The Eugenics Record Office was established in 1910 as a department of the Carnegie Institution's Station for Experimental Evolution at Cold Spring Harbor, with funding for its maintenance from Mrs. E.H. Harriman. In 1921, the SEE and ERO were combined into the CIW Department of Genetics with Charles Davenport as the Director. Pictured below is the ERO Training Class, 1912, with Harry Laughlin and Charles Davenport seated in the first row on the right. Also pictured is a "Trait Book" used by students in the training classes to make their assessments.

 

                          

Coursera: Highly Recommended

Coursera offers high-quality, online courses in the sciences and humanities taught by professors at top-ranked universities. Taking the "Algorithms, Part I" course by Robert Sedgewick & Kevin Wayne was nothing short of amazing.
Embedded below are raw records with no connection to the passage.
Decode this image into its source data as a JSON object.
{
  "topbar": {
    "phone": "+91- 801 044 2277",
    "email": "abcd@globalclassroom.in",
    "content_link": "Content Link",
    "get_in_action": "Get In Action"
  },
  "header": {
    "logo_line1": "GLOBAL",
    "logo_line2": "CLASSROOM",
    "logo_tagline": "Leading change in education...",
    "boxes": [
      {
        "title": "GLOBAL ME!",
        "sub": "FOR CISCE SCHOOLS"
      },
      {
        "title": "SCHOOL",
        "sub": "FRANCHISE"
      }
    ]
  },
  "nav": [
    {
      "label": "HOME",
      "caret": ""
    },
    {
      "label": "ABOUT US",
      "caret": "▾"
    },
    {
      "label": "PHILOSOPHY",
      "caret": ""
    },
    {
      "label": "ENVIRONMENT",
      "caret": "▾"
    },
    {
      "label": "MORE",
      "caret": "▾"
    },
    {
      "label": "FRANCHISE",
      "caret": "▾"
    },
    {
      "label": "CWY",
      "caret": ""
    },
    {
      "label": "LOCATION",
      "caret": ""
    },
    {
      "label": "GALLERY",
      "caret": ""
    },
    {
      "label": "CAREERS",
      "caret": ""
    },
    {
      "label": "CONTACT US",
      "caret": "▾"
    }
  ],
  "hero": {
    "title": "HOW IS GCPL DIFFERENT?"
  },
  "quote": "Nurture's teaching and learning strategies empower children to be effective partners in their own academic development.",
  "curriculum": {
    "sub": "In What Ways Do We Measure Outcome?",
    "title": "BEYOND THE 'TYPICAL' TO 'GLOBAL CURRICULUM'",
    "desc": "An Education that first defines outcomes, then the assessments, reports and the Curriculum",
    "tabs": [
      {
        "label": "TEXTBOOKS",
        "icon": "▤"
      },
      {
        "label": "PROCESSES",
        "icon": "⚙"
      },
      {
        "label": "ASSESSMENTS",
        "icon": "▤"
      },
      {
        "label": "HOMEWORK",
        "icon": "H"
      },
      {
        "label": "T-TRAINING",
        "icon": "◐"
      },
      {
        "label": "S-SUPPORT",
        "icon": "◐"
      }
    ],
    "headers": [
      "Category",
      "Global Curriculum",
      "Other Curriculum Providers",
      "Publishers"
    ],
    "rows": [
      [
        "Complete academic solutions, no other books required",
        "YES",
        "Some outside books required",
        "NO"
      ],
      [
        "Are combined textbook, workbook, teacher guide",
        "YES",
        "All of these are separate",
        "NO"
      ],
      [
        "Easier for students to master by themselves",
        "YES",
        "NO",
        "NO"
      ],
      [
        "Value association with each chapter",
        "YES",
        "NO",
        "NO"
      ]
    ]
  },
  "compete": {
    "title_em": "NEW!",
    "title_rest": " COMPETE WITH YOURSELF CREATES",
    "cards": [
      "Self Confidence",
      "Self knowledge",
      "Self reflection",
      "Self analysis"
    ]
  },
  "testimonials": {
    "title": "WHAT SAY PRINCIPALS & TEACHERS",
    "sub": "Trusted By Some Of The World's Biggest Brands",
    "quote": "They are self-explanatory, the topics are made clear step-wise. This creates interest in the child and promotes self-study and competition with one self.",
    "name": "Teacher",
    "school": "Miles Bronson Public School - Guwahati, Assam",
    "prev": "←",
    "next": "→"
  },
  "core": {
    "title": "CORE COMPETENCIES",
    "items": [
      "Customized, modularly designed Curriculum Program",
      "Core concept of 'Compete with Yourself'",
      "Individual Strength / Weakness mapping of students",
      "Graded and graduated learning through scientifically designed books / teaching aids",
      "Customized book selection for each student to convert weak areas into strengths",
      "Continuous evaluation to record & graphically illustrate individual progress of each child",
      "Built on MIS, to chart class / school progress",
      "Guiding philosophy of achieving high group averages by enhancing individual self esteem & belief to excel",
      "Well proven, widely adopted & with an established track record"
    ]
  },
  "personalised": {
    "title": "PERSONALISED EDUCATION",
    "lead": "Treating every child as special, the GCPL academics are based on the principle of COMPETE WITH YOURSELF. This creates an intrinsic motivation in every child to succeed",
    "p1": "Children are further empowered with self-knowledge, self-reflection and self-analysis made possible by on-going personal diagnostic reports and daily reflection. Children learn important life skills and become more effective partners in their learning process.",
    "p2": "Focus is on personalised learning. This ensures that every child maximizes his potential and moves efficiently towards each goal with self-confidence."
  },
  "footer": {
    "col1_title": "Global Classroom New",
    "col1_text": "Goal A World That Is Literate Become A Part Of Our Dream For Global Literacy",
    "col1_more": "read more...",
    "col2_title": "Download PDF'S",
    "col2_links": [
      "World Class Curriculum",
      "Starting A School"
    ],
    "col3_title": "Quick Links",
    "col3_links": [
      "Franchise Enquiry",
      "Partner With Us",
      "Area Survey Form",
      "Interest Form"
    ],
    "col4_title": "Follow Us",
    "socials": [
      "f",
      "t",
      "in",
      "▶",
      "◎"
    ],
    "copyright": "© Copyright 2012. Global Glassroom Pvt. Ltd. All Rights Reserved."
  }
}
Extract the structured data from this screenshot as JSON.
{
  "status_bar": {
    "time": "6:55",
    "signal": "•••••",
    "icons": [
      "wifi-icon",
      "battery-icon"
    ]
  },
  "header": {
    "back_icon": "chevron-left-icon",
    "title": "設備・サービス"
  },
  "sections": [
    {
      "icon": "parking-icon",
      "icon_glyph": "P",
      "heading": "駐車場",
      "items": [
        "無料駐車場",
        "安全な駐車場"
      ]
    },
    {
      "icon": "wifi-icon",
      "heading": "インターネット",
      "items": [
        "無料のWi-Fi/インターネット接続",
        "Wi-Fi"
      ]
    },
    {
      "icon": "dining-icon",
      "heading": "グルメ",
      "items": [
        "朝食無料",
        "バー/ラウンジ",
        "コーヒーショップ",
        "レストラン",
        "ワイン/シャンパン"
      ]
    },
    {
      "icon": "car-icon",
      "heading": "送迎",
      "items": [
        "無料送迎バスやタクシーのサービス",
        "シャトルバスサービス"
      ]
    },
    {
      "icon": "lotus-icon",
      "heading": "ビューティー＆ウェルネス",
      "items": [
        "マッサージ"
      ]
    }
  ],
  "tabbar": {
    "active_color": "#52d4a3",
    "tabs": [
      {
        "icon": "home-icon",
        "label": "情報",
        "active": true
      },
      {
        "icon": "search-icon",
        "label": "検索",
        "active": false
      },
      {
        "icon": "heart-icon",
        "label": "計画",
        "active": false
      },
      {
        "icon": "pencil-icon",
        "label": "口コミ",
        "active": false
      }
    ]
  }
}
This 6-week course included: two video lectures each week (segmented into 4-5 topics each) with interactive quizzes embedded within the videos, exercises, programming assignments, discussion forums, job interview questions, final and even a meetup group if you wanted to get together with your geographically close coursemates. The lecture videos were exceptionally well produced by Cousera, enabling you to see everything in detail including the animations. Specific to this course were the automatic evaluation of the programming assigments which went through a battery of unit test, styling checks, plus memory and time utilization comparisons against a reference implementation. The first programming assignment was to write a java application to estimate the value of the percolation threshold via Monte Carlo simulation.

The catalog of courses includes:

It is free to participate in the Cousera courses, but you will have to make the time commitment to complete the assignments.

The library can help you obtain any supplemental books needed and can provide groups with space to meet and discuss lectures.

Proteomics of Biological Systems: Protein Phosphorylation Using Mass Spectrometry Techniques

Ham, Bryan M. (2012). Proteomics of Biological Systems: Protein Phosphorylation Using Mass Spectrometry Techniques. John Wiley & Sons, Inc. NJ.

The author discusses phosphorylation as a posttranslational modification (PTM) of both eukaryotic and prokaryotic proteomes. This book is a unique resource for understanding the basic skills and methodologies for performing PTM studies including: the key fundamentals of mass spectrometry, optimized techniques in sample preparation and analysis, and use of the most recent systems biology bioinformatics Internet tools for interpreting complex data such as the Blast2GO gene ontology tool. CSHL Catalog